### TRY IT
Could you write the entries out again, exactly as they appear?

━━━━━ RECORDS PROVIDED

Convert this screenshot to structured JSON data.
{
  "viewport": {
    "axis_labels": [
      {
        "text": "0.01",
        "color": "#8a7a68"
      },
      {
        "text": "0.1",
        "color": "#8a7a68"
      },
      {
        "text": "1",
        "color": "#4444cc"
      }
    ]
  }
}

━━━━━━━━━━

### SOLUTION TO THIS PROBLEM
Convert this screenshot to structured JSON data.
{
  "viewport": {
    "axis_labels": [
      {
        "text": "0.01",
        "color": "#8a7a68"
      },
      {
        "text": "0.1",
        "color": "#8a7a68"
      },
      {
        "text": "1",
        "color": "#4444cc"
      }
    ]
  }
}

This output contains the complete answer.